We then headed out of town, west towards Grundarfjörður admiring the majestic mountains. Over the last few days we’ve frequently passed little side roads but generally just ignored them. This time Gil asked me to stop (it was my turn at the wheel) and suggested that we investigate. I’m glad that we did as the road (more a track) took us up into the foothills and some snow patches.

Snaefellnes

Snaefellnes

Despite my worries about injuring my already dodgy knee I climbed a couple of the small hills in the valley. Even the small hill was steep and slippery but the views were terrific and well worth it. It was hard to think how this day was going to get better. But it did.

Snaefellnes

The Airbnb that we stayed in had a hot tub that looks out of the magnificent Kirkjufell. As soon as we could we broke open the wine, got in and essentially had a bath with a view. Honestly one of the more surreal experiences of my life. Iceland really feels like a magical place. I can almost believe in the elves and trolls too. Almost.

Iceland

On our last day we took a very leisurely route back to the Keflavik area taking in a few extra sights.

Iceland

Iceland

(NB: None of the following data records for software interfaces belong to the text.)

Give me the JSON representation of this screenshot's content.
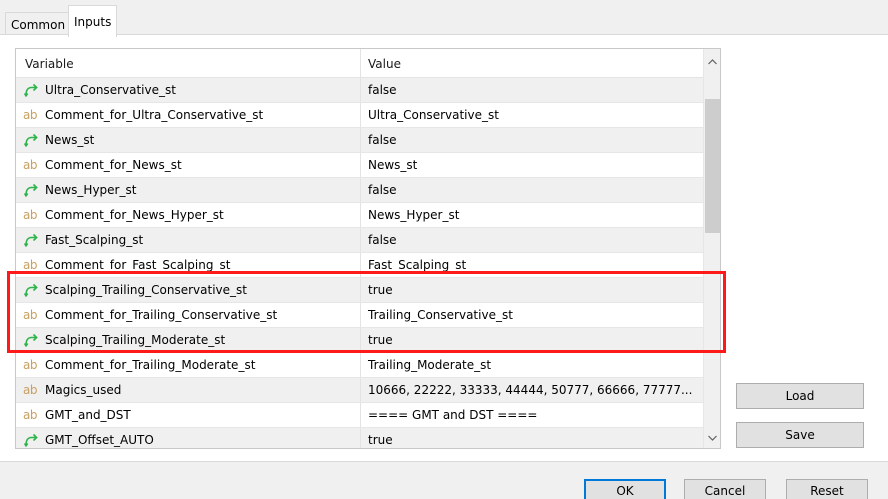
{
  "tabs": {
    "common": "Common",
    "inputs": "Inputs"
  },
  "grid": {
    "col_variable": "Variable",
    "col_value": "Value",
    "rows": [
      {
        "type": "bool",
        "icon": "green-arrow-icon",
        "variable": "Ultra_Conservative_st",
        "value": "false"
      },
      {
        "type": "str",
        "icon": "ab-string-icon",
        "variable": "Comment_for_Ultra_Conservative_st",
        "value": "Ultra_Conservative_st"
      },
      {
        "type": "bool",
        "icon": "green-arrow-icon",
        "variable": "News_st",
        "value": "false"
      },
      {
        "type": "str",
        "icon": "ab-string-icon",
        "variable": "Comment_for_News_st",
        "value": "News_st"
      },
      {
        "type": "bool",
        "icon": "green-arrow-icon",
        "variable": "News_Hyper_st",
        "value": "false"
      },
      {
        "type": "str",
        "icon": "ab-string-icon",
        "variable": "Comment_for_News_Hyper_st",
        "value": "News_Hyper_st"
      },
      {
        "type": "bool",
        "icon": "green-arrow-icon",
        "variable": "Fast_Scalping_st",
        "value": "false"
      },
      {
        "type": "str",
        "icon": "ab-string-icon",
        "variable": "Comment_for_Fast_Scalping_st",
        "value": "Fast_Scalping_st"
      },
      {
        "type": "bool",
        "icon": "green-arrow-icon",
        "variable": "Scalping_Trailing_Conservative_st",
        "value": "true"
      },
      {
        "type": "str",
        "icon": "ab-string-icon",
        "variable": "Comment_for_Trailing_Conservative_st",
        "value": "Trailing_Conservative_st"
      },
      {
        "type": "bool",
        "icon": "green-arrow-icon",
        "variable": "Scalping_Trailing_Moderate_st",
        "value": "true"
      },
      {
        "type": "str",
        "icon": "ab-string-icon",
        "variable": "Comment_for_Trailing_Moderate_st",
        "value": "Trailing_Moderate_st"
      },
      {
        "type": "str",
        "icon": "ab-string-icon",
        "variable": "Magics_used",
        "value": "10666, 22222, 33333, 44444, 50777, 66666, 77777..."
      },
      {
        "type": "str",
        "icon": "ab-string-icon",
        "variable": "GMT_and_DST",
        "value": "==== GMT and DST ===="
      },
      {
        "type": "bool",
        "icon": "green-arrow-icon",
        "variable": "GMT_Offset_AUTO",
        "value": "true"
      }
    ]
  },
  "buttons": {
    "load": "Load",
    "save": "Save",
    "ok": "OK",
    "cancel": "Cancel",
    "reset": "Reset"
  },
  "colors": {
    "highlight": "#ff1a1a",
    "bool_icon": "#2db34a",
    "string_icon": "#c8a060"
  }
}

We had booked a final Airbnb in Vogar near the airport. It turned out to be a lovely little house and Iceland even gave us a beautiful sunset as a last goodbye. I’ll be honest, I was hoping for some northern lights as we were in a good spot for it, however, we weren’t that lucky.

Iceland

We only had a few days for an excursion but (with some luck from the weather) we’d managed to have a brilliant and memorable trip. Huge thanks to Gil and Nicola for being superb travel companions.

Takk.

All photos from the trip on Flickr.